The ruins of an ancient palace dating back about 3400 years have emerged due to the drought. It happens in Kurdistan and according to the researchers, it would be one of the most important discoveries of the last decades.
Nature is transformed and the drop in water level in the Mosul dam basin, on the Tigris River, has led to the discovery of a civilization of which very little is known, Mitanni and the kingdom that in the second half of the second millennium BC, it occupied the north of Mesopotamia, crossing the northern areas of Iraq and Syria.
“It is one of the most important discoveries of recent decades,” says Kurdish archaeologist Hasan Ahmed Qasim, clarifying that the site has large houses, a cemetery, a road network and a building.
In particular, it would be the Kemune palace which stood a few meters from the Tigris and was made up of clay bricks; inside, blue and red paintings were discovered.
“We also found remains of wall paintings in bright shades of red and blue. In the second millennium BC, murals were probably a typical feature of palaces in the ancient Middle East, but we rarely find them preserved. So discovering murals in Kemune is an incredible discovery, ”says Ivana Puljiz, a senior archaeologist at the University of Tübingen.
The frescoes are in walls two meters thick and seven high, testifying to a very imposing structure and of certain architectural importance. Excavations have uncovered traces of 8 different rooms and the clay tablets could lead us back to the city of Zakhiku.
Very little is known about the Mitanni empire, so much so that the capital itself, probably Waššukanni, has never been identified.

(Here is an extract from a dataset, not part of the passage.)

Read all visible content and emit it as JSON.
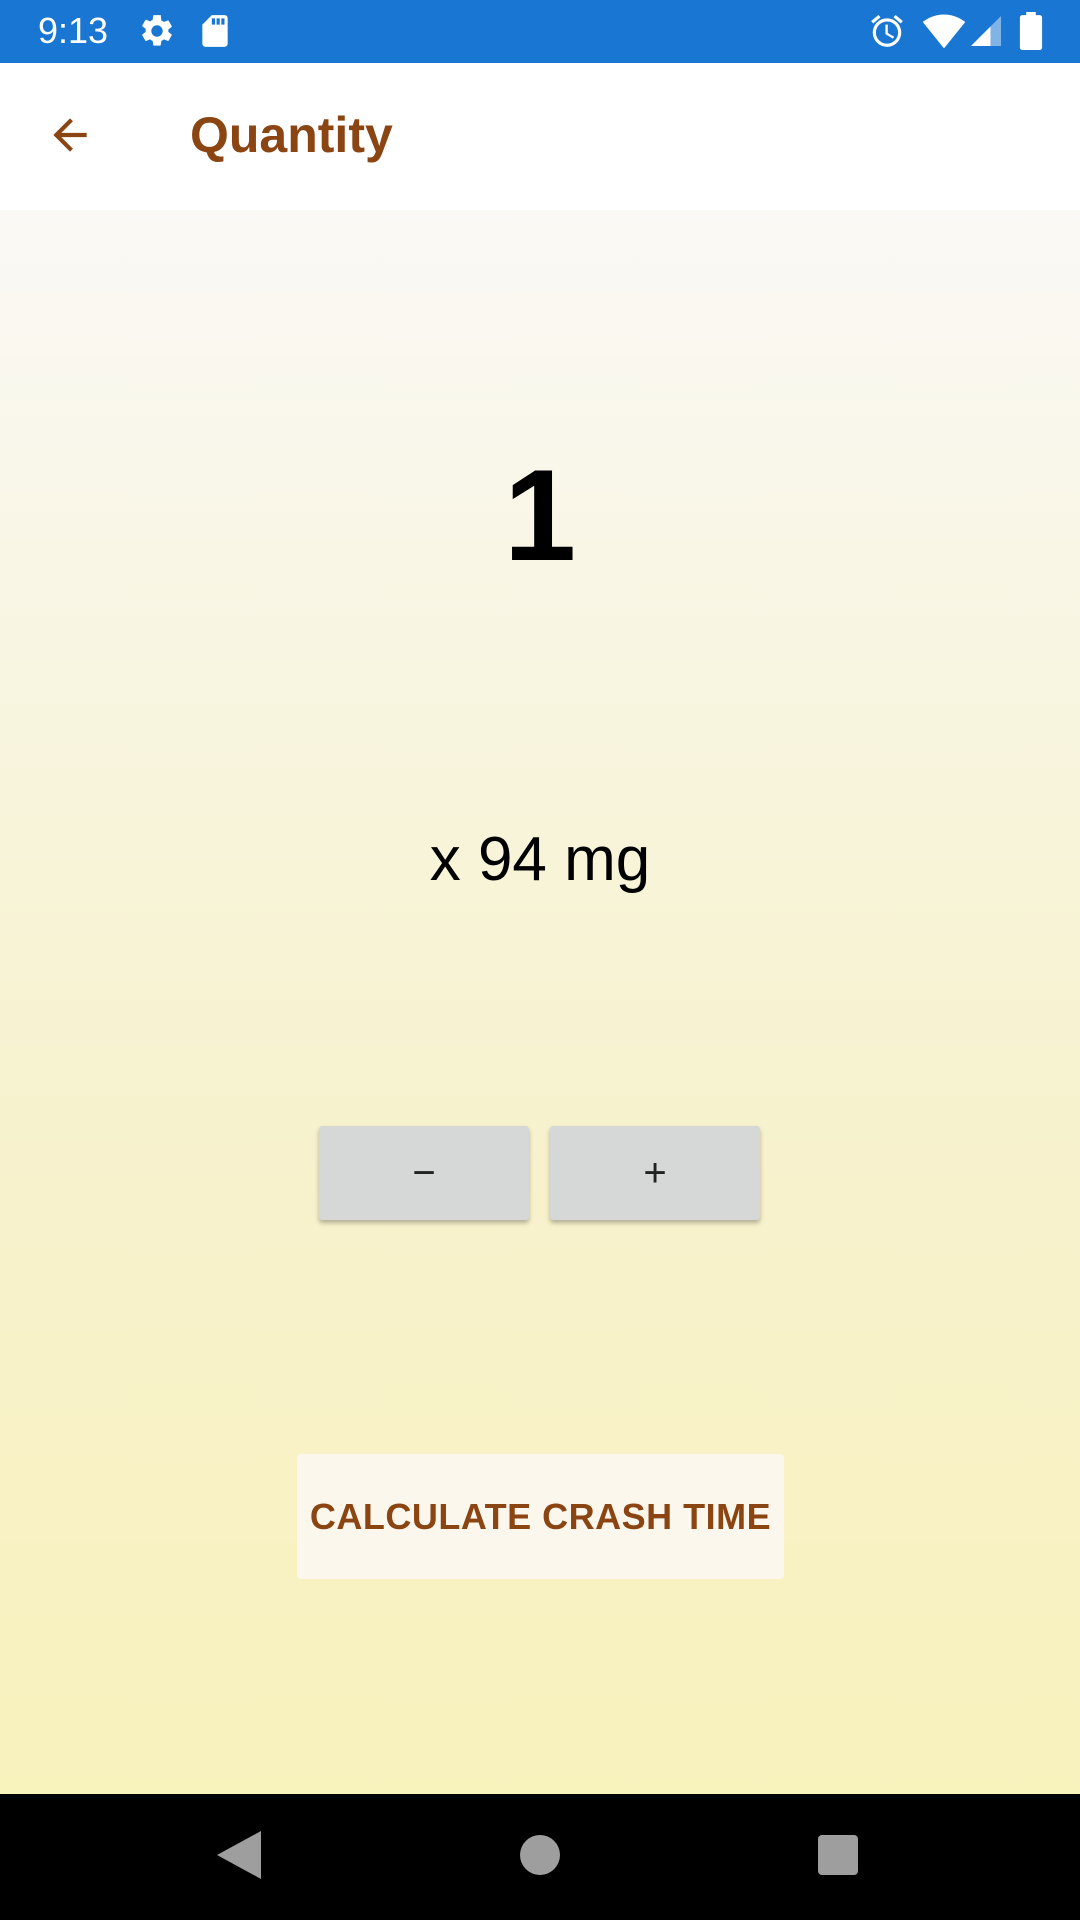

What we do know is that the kingdom ruled a part of Mesopotamia between the 18th and 13th centuries BC, with the population being made up of Hurries.
Photo: University of Tübingen